I lean forward and readjust Collin’s arms around my neck. Ten years old but he weighs a ton.

“Hang on, buddy.”

We left over three hours ago and, at this pace, I estimate we have another five hours’ hike before we reach the road. We won’t make it before nightfall.

Maybe we should have remained at the tent, waited for someone to come along. No; we could have been there for days.

Loose rocks shift under my feet. Pebbles skitter down the embankment to the lake shore ten feet below.

On the water, the empty rowboat floats a hundred yards from shore, its broken tether dangling like the world’s worst fishing line. The boat drifts along, following me, taunting me. I consider swimming out to it, but know I wouldn’t be able to make it with Collin on my back and don’t want to leave him alone.

“Okay, buddy, I gotta take a break.”

I shift Collin off my back, unhook his hands from around my neck, and set him down on a grassy patch.

His eyes have come open again. Why do they keep doing that? I brush my hand over them, feel his eyelids lower.

I stroke his hair, try to hide the bloody divot where his skull struck the stone.

I never should have sent him up there, to see if he could spot the lost boat. I should have been more aware, more careful, but he’d always been such a good little tree-climber. Like a monkey.

After a moment, I hoist him into position. His limbs are stiff but still flexible, like pipe cleaners. I check the twine linking his wrists at the base of my throat, set my hands under his thighs, and resume our trek.

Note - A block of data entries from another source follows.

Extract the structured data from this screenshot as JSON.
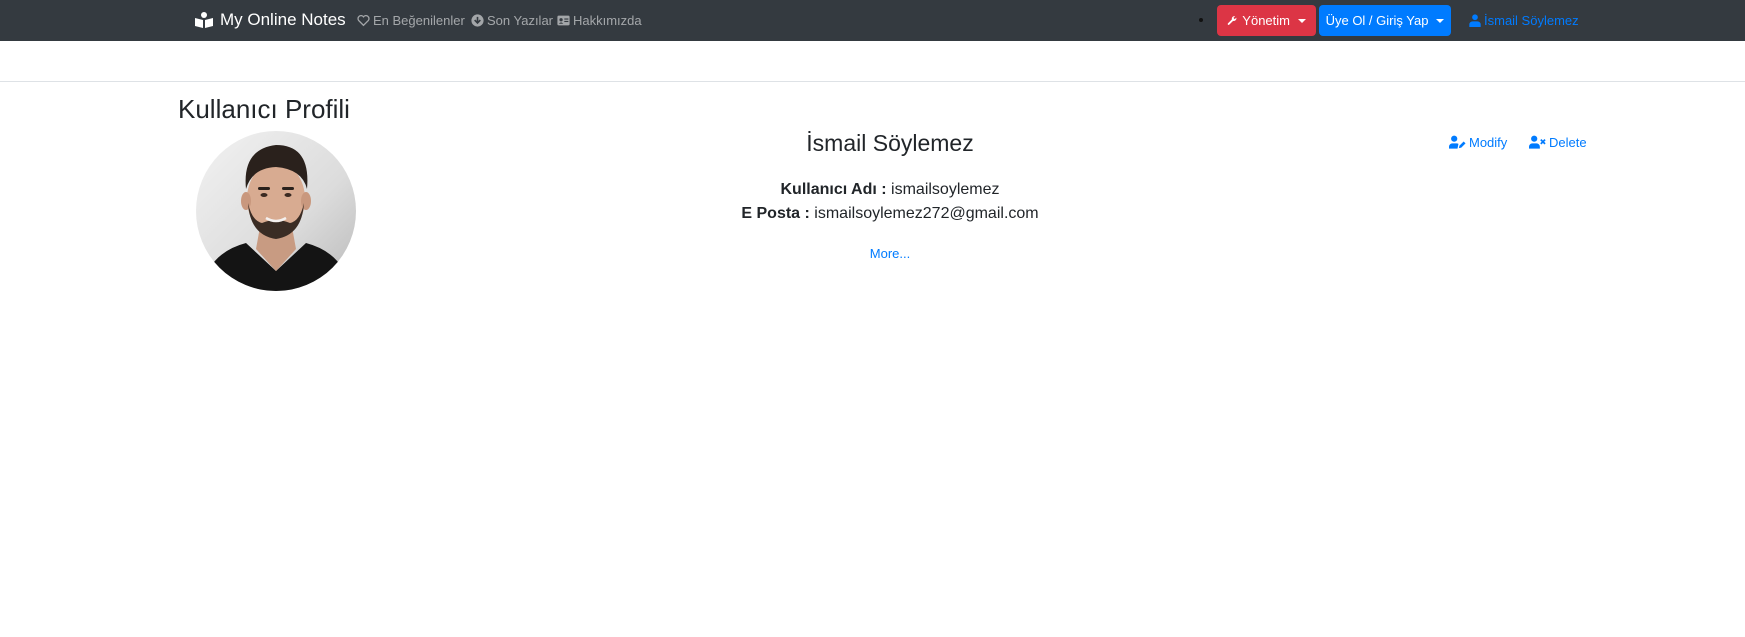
{
  "navbar": {
    "brand": "My Online Notes",
    "brand_icon": "reader-icon",
    "links": [
      {
        "label": "En Beğenilenler",
        "icon": "heart-icon"
      },
      {
        "label": "Son Yazılar",
        "icon": "arrow-circle-down-icon"
      },
      {
        "label": "Hakkımızda",
        "icon": "id-card-icon"
      }
    ],
    "admin_button": {
      "label": "Yönetim",
      "icon": "wrench-icon",
      "color": "#dc3545"
    },
    "auth_button": {
      "label": "Üye Ol / Giriş Yap",
      "color": "#007bff"
    },
    "user_link": {
      "label": "İsmail Söylemez",
      "icon": "user-icon"
    }
  },
  "page": {
    "title": "Kullanıcı Profili"
  },
  "profile": {
    "name": "İsmail Söylemez",
    "username_label": "Kullanıcı Adı :",
    "username": "ismailsoylemez",
    "email_label": "E Posta :",
    "email": "ismailsoylemez272@gmail.com",
    "more": "More..."
  },
  "actions": {
    "modify": "Modify",
    "delete": "Delete"
  },
  "colors": {
    "navbar_bg": "#343a40",
    "link": "#007bff",
    "danger": "#dc3545",
    "primary": "#007bff"
  }
}
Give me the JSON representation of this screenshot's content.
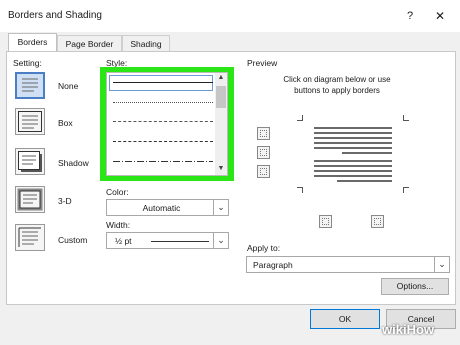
{
  "window": {
    "title": "Borders and Shading",
    "help": "?",
    "close": "✕"
  },
  "tabs": [
    {
      "label": "Borders",
      "active": true
    },
    {
      "label": "Page Border",
      "active": false
    },
    {
      "label": "Shading",
      "active": false
    }
  ],
  "setting": {
    "label": "Setting:",
    "options": [
      {
        "label": "None",
        "selected": true
      },
      {
        "label": "Box",
        "selected": false
      },
      {
        "label": "Shadow",
        "selected": false
      },
      {
        "label": "3-D",
        "selected": false
      },
      {
        "label": "Custom",
        "selected": false
      }
    ]
  },
  "style": {
    "label": "Style:",
    "items": [
      "solid",
      "dotted",
      "dashed-fine",
      "dashed",
      "dash-dot"
    ],
    "highlight_color": "#2ae616"
  },
  "color": {
    "label": "Color:",
    "value": "Automatic"
  },
  "width": {
    "label": "Width:",
    "value": "½ pt"
  },
  "preview": {
    "label": "Preview",
    "instructions": "Click on diagram below or use buttons to apply borders"
  },
  "apply_to": {
    "label": "Apply to:",
    "value": "Paragraph"
  },
  "buttons": {
    "options": "Options...",
    "ok": "OK",
    "cancel": "Cancel"
  },
  "watermark": "wikiHow",
  "colors": {
    "accent": "#4a7fc5",
    "highlight": "#2ae616",
    "background": "#f0f0f0"
  }
}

He seems to grow heavier by the second, but I can’t leave him behind. His mother will want to see him—one last time.